Lots of vendors are eager to sell enterprises an “IoT platform,” but it’s not always clear exactly what those “platforms” actually do, why you need one, and which one you should choose. As Hackernoon put it in April 2018:
"We’re a cross-functional, fully integrated, full-stack, serverless, hardware agnostic, AI, IoT platform that offers you infinite infrastructure . . .“ said every confusing IoT platform website ever.
Multiple overlapping IoT platform definitions
So, what is an Internet of Things (IoT) platform? Observers don’t always agree — in fact, they don’t always agree with themselves! For example, from that same Hackernoon post: “An IoT platform is an integrated service that offers you the things you need to bring physical objects online.”
But in 2019, a newer Hackernoon post had this to say: “The term ‘IoT Platform’ is really too broad to be useful to most people.” Worse, it cites the 2018 edition of Gartner’s Hype Cycle for Emerging Technologies: IoT platforms have crested passed the “Peak of Inflated Expectations” and are ready to fall into the “Trough of Disillusionment.”
IoT for All, meanwhile, says: “IoT platforms are the support software that connects everything in an IoT system.” In this model, IoT platforms:
- Connect hardware, such as sensors and devices
- Handle different hardware and software communication protocols
- Provide security and authentication for devices and users
- Collect, visualize, and analyze data the sensors and devices gather
- Integrate all of the above with other web services
Maybe Postscapes’ definition is simpler: “IoT data platforms offer a jumping-off point by combining many of the tools needed to manage a deployment from device management to data prediction and insights into one service.”
But I actually think this 2016 description from Link Labs gets closer to the mark:
An Internet of Things (IoT) platform is the support software that connects edge hardware, access points, and data networks to other parts of the value chain (which are generally the end-user applications). IoT platforms typically handle ongoing management tasks and data visualization, which allow users to automate their environment. You can think of these platforms as the middleman between the data collected at the edge and the user-facing SaaS or mobile application.
That last line is key because to me, an IoT platform is little more than a fancy name for the middleware that connects everything together. i-Scoop focuses on that aspect: “An IoT platform is a form of middleware that sits between the layers of IoT devices and IoT gateways (and thus data) on one hand and applications, which it enables to build, on the other.”
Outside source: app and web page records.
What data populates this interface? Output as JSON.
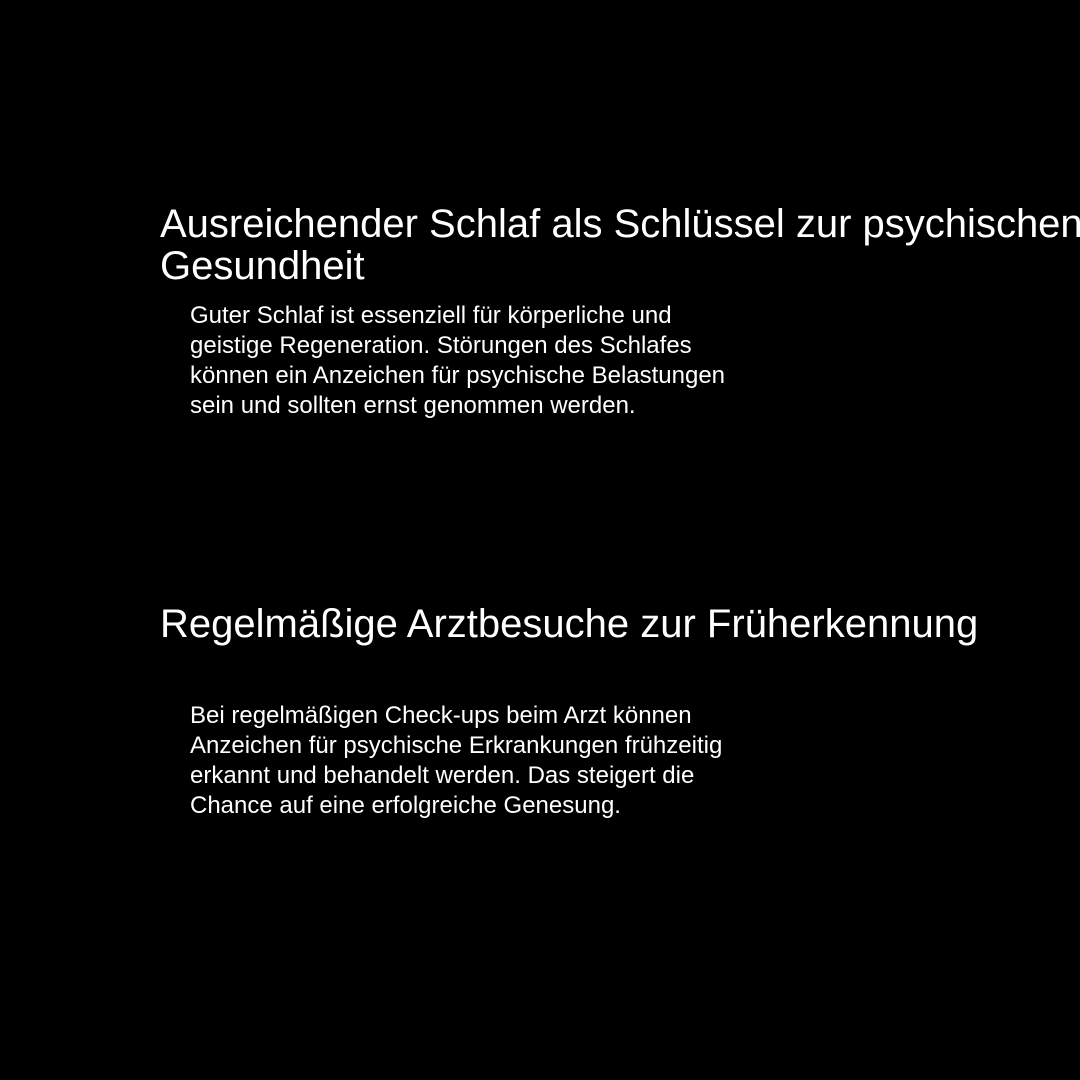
{
  "background_color": "#000000",
  "text_color": "#ffffff",
  "sections": [
    {
      "title_lines": [
        "Ausreichender Schlaf als Schlüssel zur psychischen",
        "Gesundheit"
      ],
      "body_lines": [
        "Guter Schlaf ist essenziell für körperliche und",
        "geistige Regeneration. Störungen des Schlafes",
        "können ein Anzeichen für psychische Belastungen",
        "sein und sollten ernst genommen werden."
      ]
    },
    {
      "title_lines": [
        "Regelmäßige Arztbesuche zur Früherkennung"
      ],
      "body_lines": [
        "Bei regelmäßigen Check-ups beim Arzt können",
        "Anzeichen für psychische Erkrankungen frühzeitig",
        "erkannt und behandelt werden. Das steigert die",
        "Chance auf eine erfolgreiche Genesung."
      ]
    }
  ]
}
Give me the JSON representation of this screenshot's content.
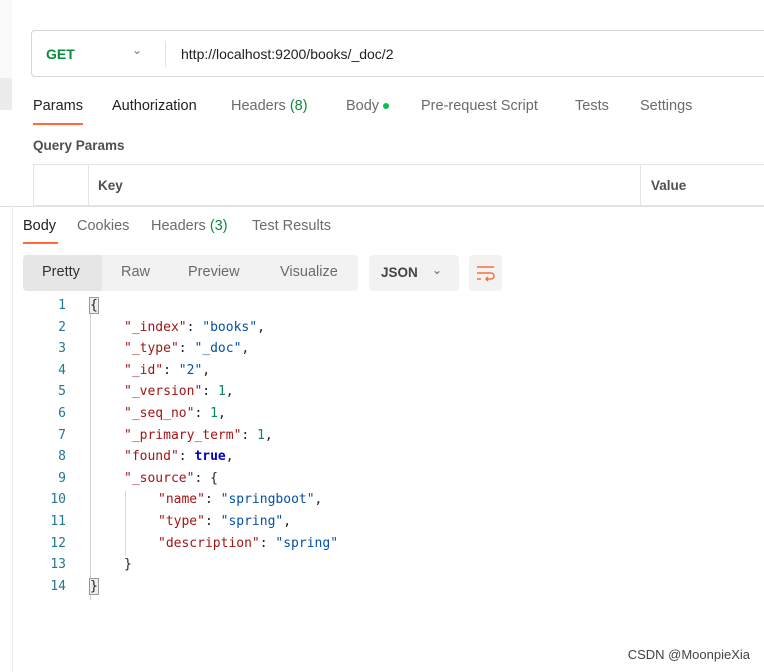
{
  "request": {
    "method": "GET",
    "url": "http://localhost:9200/books/_doc/2"
  },
  "request_tabs": [
    {
      "label": "Params"
    },
    {
      "label": "Authorization"
    },
    {
      "label": "Headers",
      "count": "(8)"
    },
    {
      "label": "Body"
    },
    {
      "label": "Pre-request Script"
    },
    {
      "label": "Tests"
    },
    {
      "label": "Settings"
    }
  ],
  "query_params": {
    "title": "Query Params",
    "columns": [
      "Key",
      "Value"
    ]
  },
  "response_tabs": [
    {
      "label": "Body"
    },
    {
      "label": "Cookies"
    },
    {
      "label": "Headers",
      "count": "(3)"
    },
    {
      "label": "Test Results"
    }
  ],
  "view_modes": [
    "Pretty",
    "Raw",
    "Preview",
    "Visualize"
  ],
  "format": "JSON",
  "wrap_icon": "wrap-lines-icon",
  "colors": {
    "accent": "#ff6c37",
    "key": "#a31515",
    "string": "#0451a5",
    "number": "#098658"
  },
  "code_lines": [
    {
      "n": "1",
      "indent": 0,
      "t": [
        [
          "brk",
          "{"
        ]
      ]
    },
    {
      "n": "2",
      "indent": 1,
      "t": [
        [
          "key",
          "\"_index\""
        ],
        [
          "pun",
          ": "
        ],
        [
          "str",
          "\"books\""
        ],
        [
          "pun",
          ","
        ]
      ]
    },
    {
      "n": "3",
      "indent": 1,
      "t": [
        [
          "key",
          "\"_type\""
        ],
        [
          "pun",
          ": "
        ],
        [
          "str",
          "\"_doc\""
        ],
        [
          "pun",
          ","
        ]
      ]
    },
    {
      "n": "4",
      "indent": 1,
      "t": [
        [
          "key",
          "\"_id\""
        ],
        [
          "pun",
          ": "
        ],
        [
          "str",
          "\"2\""
        ],
        [
          "pun",
          ","
        ]
      ]
    },
    {
      "n": "5",
      "indent": 1,
      "t": [
        [
          "key",
          "\"_version\""
        ],
        [
          "pun",
          ": "
        ],
        [
          "num",
          "1"
        ],
        [
          "pun",
          ","
        ]
      ]
    },
    {
      "n": "6",
      "indent": 1,
      "t": [
        [
          "key",
          "\"_seq_no\""
        ],
        [
          "pun",
          ": "
        ],
        [
          "num",
          "1"
        ],
        [
          "pun",
          ","
        ]
      ]
    },
    {
      "n": "7",
      "indent": 1,
      "t": [
        [
          "key",
          "\"_primary_term\""
        ],
        [
          "pun",
          ": "
        ],
        [
          "num",
          "1"
        ],
        [
          "pun",
          ","
        ]
      ]
    },
    {
      "n": "8",
      "indent": 1,
      "t": [
        [
          "key",
          "\"found\""
        ],
        [
          "pun",
          ": "
        ],
        [
          "bool",
          "true"
        ],
        [
          "pun",
          ","
        ]
      ]
    },
    {
      "n": "9",
      "indent": 1,
      "t": [
        [
          "key",
          "\"_source\""
        ],
        [
          "pun",
          ": {"
        ]
      ]
    },
    {
      "n": "10",
      "indent": 2,
      "t": [
        [
          "key",
          "\"name\""
        ],
        [
          "pun",
          ": "
        ],
        [
          "str",
          "\"springboot\""
        ],
        [
          "pun",
          ","
        ]
      ]
    },
    {
      "n": "11",
      "indent": 2,
      "t": [
        [
          "key",
          "\"type\""
        ],
        [
          "pun",
          ": "
        ],
        [
          "str",
          "\"spring\""
        ],
        [
          "pun",
          ","
        ]
      ]
    },
    {
      "n": "12",
      "indent": 2,
      "t": [
        [
          "key",
          "\"description\""
        ],
        [
          "pun",
          ": "
        ],
        [
          "str",
          "\"spring\""
        ]
      ]
    },
    {
      "n": "13",
      "indent": 1,
      "t": [
        [
          "pun",
          "}"
        ]
      ]
    },
    {
      "n": "14",
      "indent": 0,
      "t": [
        [
          "brk",
          "}"
        ]
      ]
    }
  ],
  "watermark": "CSDN @MoonpieXia"
}
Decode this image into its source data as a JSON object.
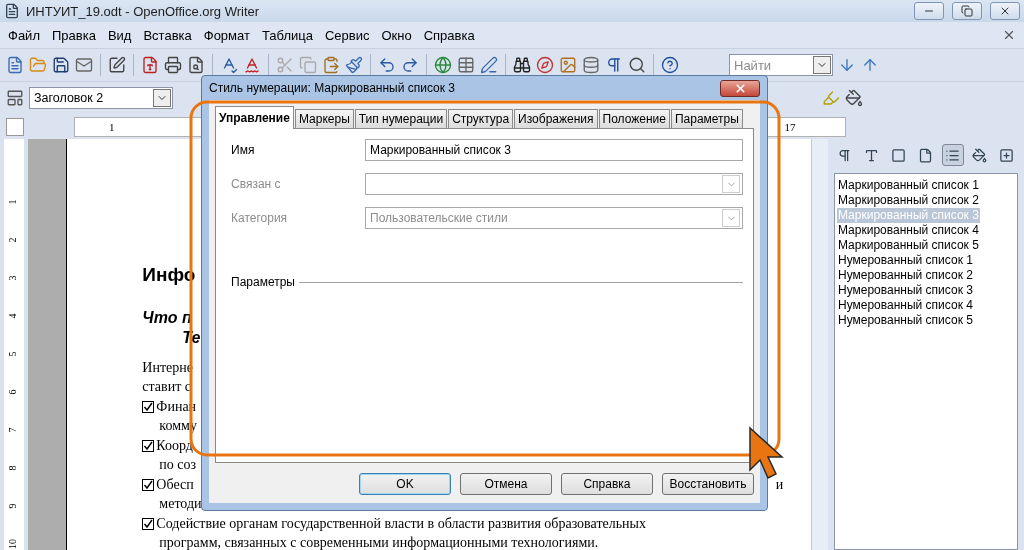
{
  "window": {
    "title": "ИНТУИТ_19.odt - OpenOffice.org Writer"
  },
  "menu": [
    {
      "label": "Файл"
    },
    {
      "label": "Правка"
    },
    {
      "label": "Вид"
    },
    {
      "label": "Вставка"
    },
    {
      "label": "Формат"
    },
    {
      "label": "Таблица"
    },
    {
      "label": "Сервис"
    },
    {
      "label": "Окно"
    },
    {
      "label": "Справка"
    }
  ],
  "style_box": {
    "value": "Заголовок 2"
  },
  "search": {
    "placeholder": "Найти"
  },
  "ruler": {
    "labels": [
      "1",
      "17"
    ]
  },
  "vertical_ruler": {
    "labels": [
      "1",
      "2",
      "3",
      "4",
      "5",
      "6",
      "7",
      "8",
      "9",
      "10"
    ]
  },
  "document": {
    "heading": "Инфо",
    "subheading": [
      "Что п",
      "Те"
    ],
    "lines": [
      {
        "text": "Интерне",
        "check": false,
        "indent": false
      },
      {
        "text": "ставит с",
        "check": false,
        "indent": false
      },
      {
        "text": "Финан",
        "check": true,
        "indent": false
      },
      {
        "text": "комму",
        "check": false,
        "indent": true
      },
      {
        "text": "Коорд",
        "check": true,
        "indent": false
      },
      {
        "text": "по соз",
        "check": false,
        "indent": true
      },
      {
        "text": "Обесп",
        "check": true,
        "indent": false,
        "tail": "и"
      },
      {
        "text": "методи",
        "check": false,
        "indent": true
      }
    ],
    "full_lines": [
      {
        "text": "Содействие органам государственной власти в области развития образовательных",
        "check": true,
        "indent": false
      },
      {
        "text": "программ, связанных с современными информационными технологиями.",
        "check": false,
        "indent": true
      }
    ]
  },
  "dialog": {
    "title": "Стиль нумерации: Маркированный список 3",
    "tabs": [
      {
        "label": "Управление",
        "selected": true
      },
      {
        "label": "Маркеры",
        "selected": false
      },
      {
        "label": "Тип нумерации",
        "selected": false
      },
      {
        "label": "Структура",
        "selected": false
      },
      {
        "label": "Изображения",
        "selected": false
      },
      {
        "label": "Положение",
        "selected": false
      },
      {
        "label": "Параметры",
        "selected": false
      }
    ],
    "fields": [
      {
        "label": "Имя",
        "kind": "text",
        "value": "Маркированный список 3",
        "disabled": false
      },
      {
        "label": "Связан с",
        "kind": "combo",
        "disabled": true
      },
      {
        "label": "Категория",
        "kind": "combo",
        "value": "Пользовательские стили",
        "disabled": true
      }
    ],
    "section": "Параметры",
    "buttons": [
      {
        "label": "OK",
        "default": true
      },
      {
        "label": "Отмена",
        "default": false
      },
      {
        "label": "Справка",
        "default": false
      },
      {
        "label": "Восстановить",
        "default": false
      }
    ]
  },
  "sidebar": {
    "list": [
      {
        "label": "Маркированный список 1",
        "selected": false
      },
      {
        "label": "Маркированный список 2",
        "selected": false
      },
      {
        "label": "Маркированный список 3",
        "selected": true
      },
      {
        "label": "Маркированный список 4",
        "selected": false
      },
      {
        "label": "Маркированный список 5",
        "selected": false
      },
      {
        "label": "Нумерованный список 1",
        "selected": false
      },
      {
        "label": "Нумерованный список 2",
        "selected": false
      },
      {
        "label": "Нумерованный список 3",
        "selected": false
      },
      {
        "label": "Нумерованный список 4",
        "selected": false
      },
      {
        "label": "Нумерованный список 5",
        "selected": false
      }
    ]
  }
}
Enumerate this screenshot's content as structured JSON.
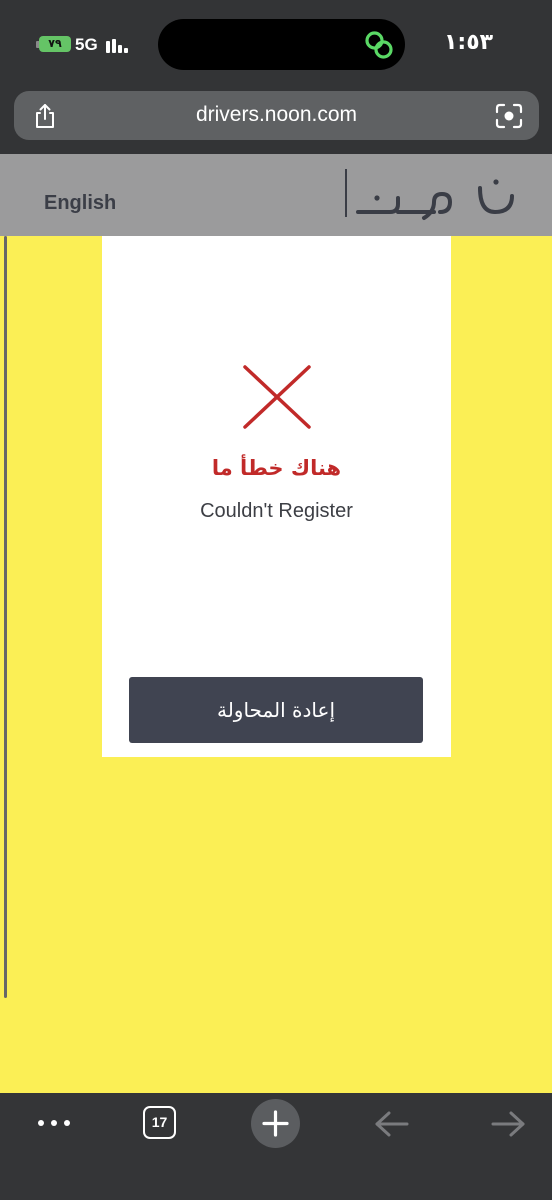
{
  "status_bar": {
    "battery": "٧٩",
    "network": "5G",
    "time": "١:٥٣",
    "link_icon_color": "#5ad865"
  },
  "browser": {
    "url": "drivers.noon.com",
    "tab_count": "17"
  },
  "header": {
    "language_link": "English",
    "logo_text": "نون",
    "logo_icon": "noon-logo-icon"
  },
  "error": {
    "icon": "close-x-icon",
    "title_ar": "هناك خطأ ما",
    "message": "Couldn't Register",
    "retry_label": "إعادة المحاولة"
  },
  "colors": {
    "page_background": "#fbef55",
    "header_background": "#9b9b9c",
    "error_red": "#c12a29",
    "button_background": "#404451"
  }
}
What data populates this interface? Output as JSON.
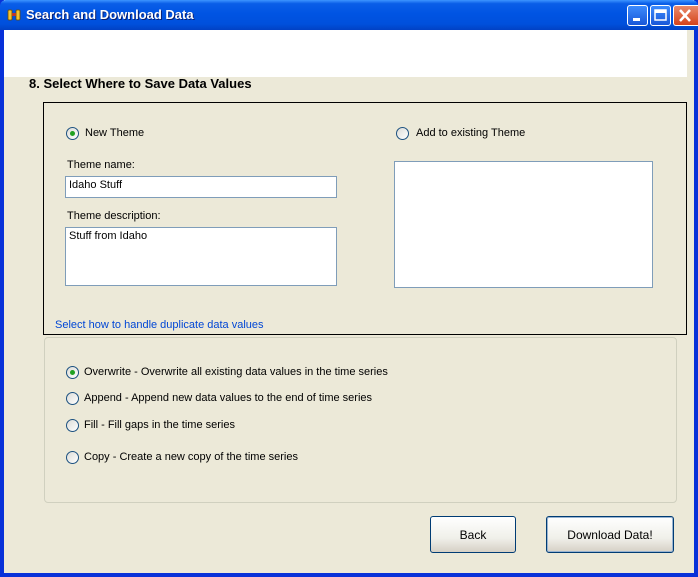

Perhaps, though, IoT platform vendor KAA offers the most honest description. While acknowledging the middleware aspect, the vendor also allows that “an IoT platform can be wearing different hats depending on how you look at it.”
Hundreds of IoT platform vendors
Still, the confusion isn’t stopping vendors ranging from Amazon Web Services (AWS) and IBM to Oracle and Salesforce from selling IoT platforms. In fact, back in 2017, IoT Analytics compared a whopping 450 IoT platforms. (That number was up from 260 in the firm’s 2015 analysis and 360 in 2016. But though leading products are growing at more than 50 percent a year, the market remains highly fractured.)
The bigger question, though, is exactly what is IoT Analytics talking about when it looks at IoT platforms? The firm separates IoT platforms into five categories:
- IoT Application Enablement Platforms
- IoT Device Management Platforms
- IoT Cloud Storage Platforms (IaaS)
- IoT Analytics Platforms
- IoT Connectivity Backend (Platforms)
Makes sense, right? But in the most recent Hackernoon post, there are just two kinds of IoT latforms:
Well, that description makes sense, too — as far as it goes. But wait, there’s more! The 2018 Hackernoon post cites four kinds of IoT platforms:
- End-to-end IoT platforms
- Connectivity management platforms
- IoT cloud platforms
- Data platforms
Even more confusing, Hackernoon contend that those platforms can be separated into four vertical markets:
- Consumer electronics
- Industrial IoT solutions
- Industry-driven vertical market solutions
Why you (may) need an IoT platform
Sheesh, this is getting really complicated. So, let’s try to make it radically simpler.
The Internet of Things Wiki recently updated its list of top IoT platforms and used the post to explain that in an IoT implementation, “The gap between the device sensors and data networks is filled by an IoT Platform.” The point of such a system, obviously, is to help enterprises fill that gap more quickly, effectively, and efficiently than they could by building those solutions for themselves.
But because the category is still evolving, Hackernoon advises enterprises to treat “emerging technologies, such as IoT platforms, … more like strategic partnerships than assets or commodities.” Makes sense to me. After all, can something you can’t even clearly define really be a commodity?
Thanks to Fredric Paul (see source)